**What you should do**
Keep the pictures out and restate every record exactly.

**Input for this task**
###
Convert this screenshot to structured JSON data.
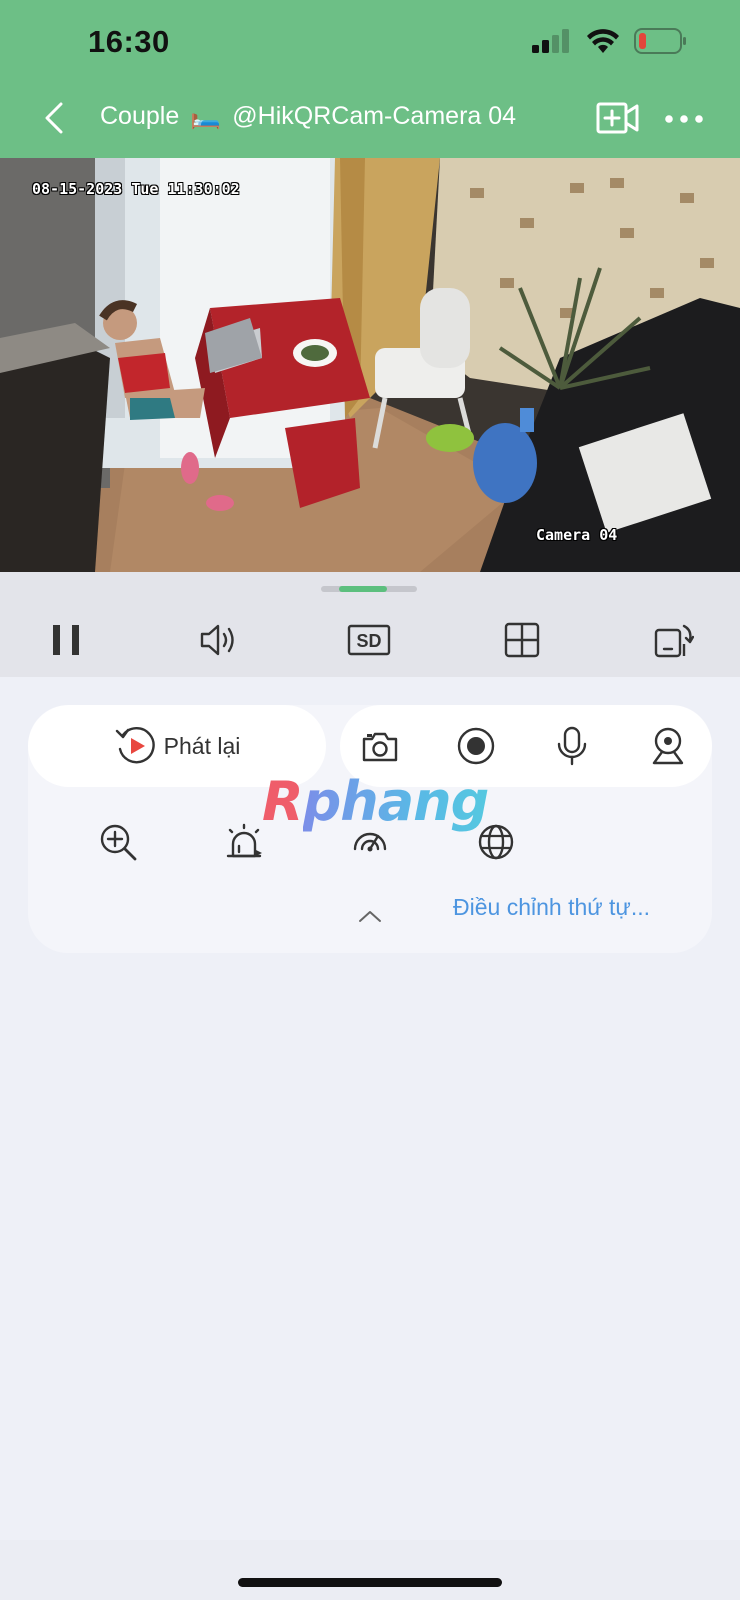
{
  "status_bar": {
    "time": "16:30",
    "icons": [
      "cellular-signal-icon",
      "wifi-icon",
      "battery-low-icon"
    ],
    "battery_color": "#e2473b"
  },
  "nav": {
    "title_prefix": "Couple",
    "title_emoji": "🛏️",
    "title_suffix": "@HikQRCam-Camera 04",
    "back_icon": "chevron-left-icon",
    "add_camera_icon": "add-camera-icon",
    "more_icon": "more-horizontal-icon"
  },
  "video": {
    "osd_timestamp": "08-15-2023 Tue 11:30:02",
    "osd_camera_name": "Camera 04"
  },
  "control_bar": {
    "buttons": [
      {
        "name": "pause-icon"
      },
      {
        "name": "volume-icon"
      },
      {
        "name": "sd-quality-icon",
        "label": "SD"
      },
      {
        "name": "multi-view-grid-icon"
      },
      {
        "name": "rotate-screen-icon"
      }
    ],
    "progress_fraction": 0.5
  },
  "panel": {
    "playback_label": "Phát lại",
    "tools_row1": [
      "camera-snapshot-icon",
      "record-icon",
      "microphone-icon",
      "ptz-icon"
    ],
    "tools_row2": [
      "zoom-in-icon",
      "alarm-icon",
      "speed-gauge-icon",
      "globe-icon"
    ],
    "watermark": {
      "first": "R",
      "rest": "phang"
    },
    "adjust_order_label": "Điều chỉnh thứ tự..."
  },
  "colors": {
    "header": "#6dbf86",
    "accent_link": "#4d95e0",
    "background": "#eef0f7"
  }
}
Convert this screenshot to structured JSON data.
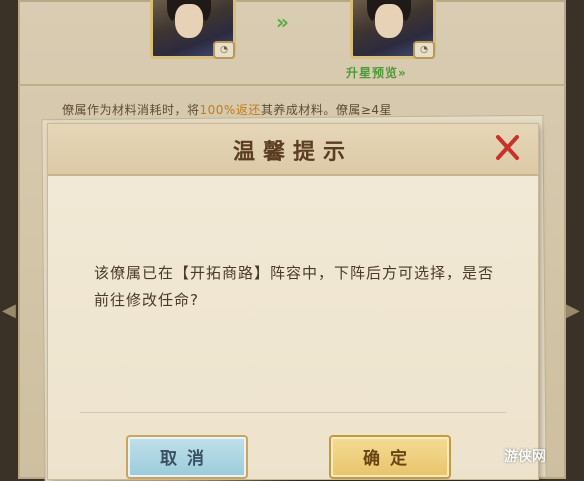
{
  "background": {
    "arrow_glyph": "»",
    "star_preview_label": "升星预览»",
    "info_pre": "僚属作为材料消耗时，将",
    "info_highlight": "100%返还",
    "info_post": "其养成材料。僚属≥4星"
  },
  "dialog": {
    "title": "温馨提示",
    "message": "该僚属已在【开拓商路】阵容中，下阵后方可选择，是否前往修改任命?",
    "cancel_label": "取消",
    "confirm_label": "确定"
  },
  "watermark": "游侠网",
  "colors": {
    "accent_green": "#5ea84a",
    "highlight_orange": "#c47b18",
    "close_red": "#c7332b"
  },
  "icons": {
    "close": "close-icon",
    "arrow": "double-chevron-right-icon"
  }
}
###
**Result of this exercise**
Convert this screenshot to structured JSON data.
{
  "status_bar": {
    "time": "16:30",
    "icons": [
      "cellular-signal-icon",
      "wifi-icon",
      "battery-low-icon"
    ],
    "battery_color": "#e2473b"
  },
  "nav": {
    "title_prefix": "Couple",
    "title_emoji": "🛏️",
    "title_suffix": "@HikQRCam-Camera 04",
    "back_icon": "chevron-left-icon",
    "add_camera_icon": "add-camera-icon",
    "more_icon": "more-horizontal-icon"
  },
  "video": {
    "osd_timestamp": "08-15-2023 Tue 11:30:02",
    "osd_camera_name": "Camera 04"
  },
  "control_bar": {
    "buttons": [
      {
        "name": "pause-icon"
      },
      {
        "name": "volume-icon"
      },
      {
        "name": "sd-quality-icon",
        "label": "SD"
      },
      {
        "name": "multi-view-grid-icon"
      },
      {
        "name": "rotate-screen-icon"
      }
    ],
    "progress_fraction": 0.5
  },
  "panel": {
    "playback_label": "Phát lại",
    "tools_row1": [
      "camera-snapshot-icon",
      "record-icon",
      "microphone-icon",
      "ptz-icon"
    ],
    "tools_row2": [
      "zoom-in-icon",
      "alarm-icon",
      "speed-gauge-icon",
      "globe-icon"
    ],
    "watermark": {
      "first": "R",
      "rest": "phang"
    },
    "adjust_order_label": "Điều chỉnh thứ tự..."
  },
  "colors": {
    "header": "#6dbf86",
    "accent_link": "#4d95e0",
    "background": "#eef0f7"
  }
}
Convert this screenshot to structured JSON data.
{
  "background": {
    "arrow_glyph": "»",
    "star_preview_label": "升星预览»",
    "info_pre": "僚属作为材料消耗时，将",
    "info_highlight": "100%返还",
    "info_post": "其养成材料。僚属≥4星"
  },
  "dialog": {
    "title": "温馨提示",
    "message": "该僚属已在【开拓商路】阵容中，下阵后方可选择，是否前往修改任命?",
    "cancel_label": "取消",
    "confirm_label": "确定"
  },
  "watermark": "游侠网",
  "colors": {
    "accent_green": "#5ea84a",
    "highlight_orange": "#c47b18",
    "close_red": "#c7332b"
  },
  "icons": {
    "close": "close-icon",
    "arrow": "double-chevron-right-icon"
  }
}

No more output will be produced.